### Assigned task:
Make an exact copy of the records, dropping all pictures.

### The data:
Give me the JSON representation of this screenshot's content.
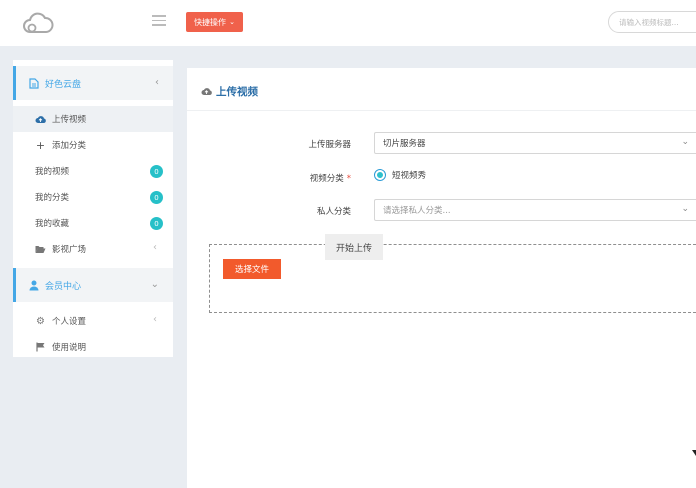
{
  "header": {
    "quick_action_label": "快捷操作",
    "search_placeholder": "请输入视频标题..."
  },
  "sidebar": {
    "groups": [
      {
        "label": "好色云盘",
        "items": [
          {
            "label": "上传视频"
          },
          {
            "label": "添加分类"
          },
          {
            "label": "我的视频",
            "badge": "0"
          },
          {
            "label": "我的分类",
            "badge": "0"
          },
          {
            "label": "我的收藏",
            "badge": "0"
          },
          {
            "label": "影视广场"
          }
        ]
      },
      {
        "label": "会员中心",
        "items": [
          {
            "label": "个人设置"
          },
          {
            "label": "使用说明"
          }
        ]
      }
    ]
  },
  "main": {
    "title": "上传视频",
    "form": {
      "server_label": "上传服务器",
      "server_value": "切片服务器",
      "category_label": "视频分类",
      "category_required_mark": "*",
      "category_option": "短视频秀",
      "private_label": "私人分类",
      "private_placeholder": "请选择私人分类..."
    },
    "pick_file_label": "选择文件",
    "start_upload_label": "开始上传"
  },
  "colors": {
    "accent_blue": "#44a7e6",
    "orange": "#f25a2c",
    "badge_teal": "#26c0c8"
  }
}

### Answer to the problem:
Give me the JSON representation of this screenshot's content.
{
  "header": {
    "quick_action_label": "快捷操作",
    "search_placeholder": "请输入视频标题..."
  },
  "sidebar": {
    "groups": [
      {
        "label": "好色云盘",
        "items": [
          {
            "label": "上传视频"
          },
          {
            "label": "添加分类"
          },
          {
            "label": "我的视频",
            "badge": "0"
          },
          {
            "label": "我的分类",
            "badge": "0"
          },
          {
            "label": "我的收藏",
            "badge": "0"
          },
          {
            "label": "影视广场"
          }
        ]
      },
      {
        "label": "会员中心",
        "items": [
          {
            "label": "个人设置"
          },
          {
            "label": "使用说明"
          }
        ]
      }
    ]
  },
  "main": {
    "title": "上传视频",
    "form": {
      "server_label": "上传服务器",
      "server_value": "切片服务器",
      "category_label": "视频分类",
      "category_required_mark": "*",
      "category_option": "短视频秀",
      "private_label": "私人分类",
      "private_placeholder": "请选择私人分类..."
    },
    "pick_file_label": "选择文件",
    "start_upload_label": "开始上传"
  },
  "colors": {
    "accent_blue": "#44a7e6",
    "orange": "#f25a2c",
    "badge_teal": "#26c0c8"
  }
}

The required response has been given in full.